Your instructions: Reply only with how many lines of the listing below hold the word "Música".

Extracted entries:

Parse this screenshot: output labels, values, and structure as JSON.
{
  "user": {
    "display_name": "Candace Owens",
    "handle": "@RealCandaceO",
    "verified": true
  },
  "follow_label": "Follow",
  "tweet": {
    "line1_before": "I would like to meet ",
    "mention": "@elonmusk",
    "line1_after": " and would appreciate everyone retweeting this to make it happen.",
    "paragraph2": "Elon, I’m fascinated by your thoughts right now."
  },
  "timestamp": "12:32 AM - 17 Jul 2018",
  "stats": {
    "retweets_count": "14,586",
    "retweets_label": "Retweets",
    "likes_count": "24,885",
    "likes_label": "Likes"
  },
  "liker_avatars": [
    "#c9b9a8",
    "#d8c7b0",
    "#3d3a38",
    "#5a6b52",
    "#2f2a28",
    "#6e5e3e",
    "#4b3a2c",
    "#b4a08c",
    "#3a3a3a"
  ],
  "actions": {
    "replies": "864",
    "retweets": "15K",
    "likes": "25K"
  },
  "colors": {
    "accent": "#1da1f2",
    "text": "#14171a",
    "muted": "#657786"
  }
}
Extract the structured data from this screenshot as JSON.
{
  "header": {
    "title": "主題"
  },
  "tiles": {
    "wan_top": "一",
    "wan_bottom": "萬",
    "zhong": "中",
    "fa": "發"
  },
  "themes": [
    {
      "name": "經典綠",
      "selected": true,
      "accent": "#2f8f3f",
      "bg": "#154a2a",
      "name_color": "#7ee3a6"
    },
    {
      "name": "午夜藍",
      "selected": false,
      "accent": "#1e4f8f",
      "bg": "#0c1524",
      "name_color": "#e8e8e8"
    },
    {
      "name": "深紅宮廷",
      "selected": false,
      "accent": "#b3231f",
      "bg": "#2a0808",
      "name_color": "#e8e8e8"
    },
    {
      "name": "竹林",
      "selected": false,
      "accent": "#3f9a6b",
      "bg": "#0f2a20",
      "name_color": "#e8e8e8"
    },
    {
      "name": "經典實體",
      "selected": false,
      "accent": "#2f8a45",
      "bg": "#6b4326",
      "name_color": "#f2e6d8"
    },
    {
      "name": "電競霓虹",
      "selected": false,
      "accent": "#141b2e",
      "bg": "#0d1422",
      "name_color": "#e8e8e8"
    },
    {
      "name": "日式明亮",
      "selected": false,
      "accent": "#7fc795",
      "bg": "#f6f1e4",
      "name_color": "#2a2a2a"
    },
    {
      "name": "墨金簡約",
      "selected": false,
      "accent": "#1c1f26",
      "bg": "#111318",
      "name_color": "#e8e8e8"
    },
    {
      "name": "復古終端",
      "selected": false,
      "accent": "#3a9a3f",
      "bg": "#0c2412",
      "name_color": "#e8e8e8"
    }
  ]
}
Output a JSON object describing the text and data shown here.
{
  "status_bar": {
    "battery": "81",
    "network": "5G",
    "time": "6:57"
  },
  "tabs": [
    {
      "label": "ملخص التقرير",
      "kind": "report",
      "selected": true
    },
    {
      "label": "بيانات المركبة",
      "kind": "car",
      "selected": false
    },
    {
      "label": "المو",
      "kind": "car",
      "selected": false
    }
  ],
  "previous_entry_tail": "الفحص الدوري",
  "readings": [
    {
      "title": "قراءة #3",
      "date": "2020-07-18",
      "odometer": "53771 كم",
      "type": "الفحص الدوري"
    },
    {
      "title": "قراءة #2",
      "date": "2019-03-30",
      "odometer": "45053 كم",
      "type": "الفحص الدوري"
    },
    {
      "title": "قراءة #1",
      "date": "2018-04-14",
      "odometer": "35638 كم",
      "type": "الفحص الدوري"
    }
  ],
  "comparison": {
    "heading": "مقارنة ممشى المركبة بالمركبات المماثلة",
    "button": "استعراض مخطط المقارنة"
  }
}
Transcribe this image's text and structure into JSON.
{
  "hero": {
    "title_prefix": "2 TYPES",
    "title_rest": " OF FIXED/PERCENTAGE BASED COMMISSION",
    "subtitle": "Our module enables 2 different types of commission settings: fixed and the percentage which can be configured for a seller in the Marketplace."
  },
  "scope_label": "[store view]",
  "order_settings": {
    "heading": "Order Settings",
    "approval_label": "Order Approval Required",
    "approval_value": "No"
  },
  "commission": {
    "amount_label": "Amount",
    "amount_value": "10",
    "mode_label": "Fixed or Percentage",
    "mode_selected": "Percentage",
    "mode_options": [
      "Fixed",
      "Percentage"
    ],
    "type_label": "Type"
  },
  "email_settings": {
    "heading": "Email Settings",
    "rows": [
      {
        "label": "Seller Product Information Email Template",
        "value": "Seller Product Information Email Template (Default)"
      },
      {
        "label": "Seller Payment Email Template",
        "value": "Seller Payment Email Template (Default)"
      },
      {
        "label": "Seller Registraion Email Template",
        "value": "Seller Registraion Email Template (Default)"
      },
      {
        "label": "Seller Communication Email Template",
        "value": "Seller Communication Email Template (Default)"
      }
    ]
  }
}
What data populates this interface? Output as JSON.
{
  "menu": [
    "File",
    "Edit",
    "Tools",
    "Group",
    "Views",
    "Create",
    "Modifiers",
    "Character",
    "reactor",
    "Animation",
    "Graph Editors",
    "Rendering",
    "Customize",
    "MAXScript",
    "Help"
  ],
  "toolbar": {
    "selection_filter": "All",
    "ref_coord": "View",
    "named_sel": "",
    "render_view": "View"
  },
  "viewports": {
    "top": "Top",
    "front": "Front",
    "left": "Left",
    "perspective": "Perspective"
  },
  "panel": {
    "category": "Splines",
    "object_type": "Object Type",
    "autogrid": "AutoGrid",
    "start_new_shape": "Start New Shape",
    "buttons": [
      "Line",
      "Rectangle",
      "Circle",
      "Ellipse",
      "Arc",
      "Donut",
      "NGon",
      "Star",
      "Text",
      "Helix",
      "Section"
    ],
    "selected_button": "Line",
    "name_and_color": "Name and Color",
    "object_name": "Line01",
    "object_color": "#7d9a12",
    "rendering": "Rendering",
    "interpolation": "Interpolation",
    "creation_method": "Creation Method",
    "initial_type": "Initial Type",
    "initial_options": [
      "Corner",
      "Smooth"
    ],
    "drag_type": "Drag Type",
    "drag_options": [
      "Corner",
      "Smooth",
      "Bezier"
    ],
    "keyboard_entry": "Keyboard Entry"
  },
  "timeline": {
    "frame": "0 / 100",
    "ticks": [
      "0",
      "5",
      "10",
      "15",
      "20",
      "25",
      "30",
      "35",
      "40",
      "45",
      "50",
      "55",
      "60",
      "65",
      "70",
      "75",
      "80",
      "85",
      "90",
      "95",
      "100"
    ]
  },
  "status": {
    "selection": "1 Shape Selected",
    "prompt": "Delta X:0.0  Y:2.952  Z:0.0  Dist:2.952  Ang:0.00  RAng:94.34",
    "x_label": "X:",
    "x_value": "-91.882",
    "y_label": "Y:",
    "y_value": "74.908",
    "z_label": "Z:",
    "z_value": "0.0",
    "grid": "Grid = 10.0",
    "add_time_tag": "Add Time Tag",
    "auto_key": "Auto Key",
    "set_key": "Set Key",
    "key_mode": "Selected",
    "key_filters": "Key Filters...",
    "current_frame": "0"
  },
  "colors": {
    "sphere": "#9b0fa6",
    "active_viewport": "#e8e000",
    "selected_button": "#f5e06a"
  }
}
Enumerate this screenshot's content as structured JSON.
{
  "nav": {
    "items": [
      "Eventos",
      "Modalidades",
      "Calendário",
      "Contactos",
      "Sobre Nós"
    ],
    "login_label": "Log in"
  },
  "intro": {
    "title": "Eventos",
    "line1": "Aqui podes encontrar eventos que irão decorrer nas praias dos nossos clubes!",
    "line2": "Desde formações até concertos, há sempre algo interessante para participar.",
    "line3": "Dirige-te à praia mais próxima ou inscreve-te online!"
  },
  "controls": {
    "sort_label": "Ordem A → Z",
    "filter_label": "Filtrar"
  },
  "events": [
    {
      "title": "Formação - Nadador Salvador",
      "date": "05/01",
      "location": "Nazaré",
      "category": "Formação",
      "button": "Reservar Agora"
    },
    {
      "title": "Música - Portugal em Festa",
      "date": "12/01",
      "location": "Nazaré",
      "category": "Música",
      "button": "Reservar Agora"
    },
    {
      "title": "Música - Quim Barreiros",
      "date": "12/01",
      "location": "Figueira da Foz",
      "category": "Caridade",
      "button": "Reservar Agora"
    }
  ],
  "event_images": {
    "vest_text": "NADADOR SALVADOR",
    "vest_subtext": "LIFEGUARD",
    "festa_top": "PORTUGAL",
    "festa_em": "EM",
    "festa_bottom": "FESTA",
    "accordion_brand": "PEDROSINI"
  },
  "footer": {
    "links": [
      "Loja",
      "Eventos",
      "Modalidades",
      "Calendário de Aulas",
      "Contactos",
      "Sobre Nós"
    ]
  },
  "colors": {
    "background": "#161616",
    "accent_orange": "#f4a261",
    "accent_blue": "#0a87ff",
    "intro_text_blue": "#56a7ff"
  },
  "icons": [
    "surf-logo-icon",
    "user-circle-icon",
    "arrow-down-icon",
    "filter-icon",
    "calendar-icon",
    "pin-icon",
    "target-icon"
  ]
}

Problem solution: 3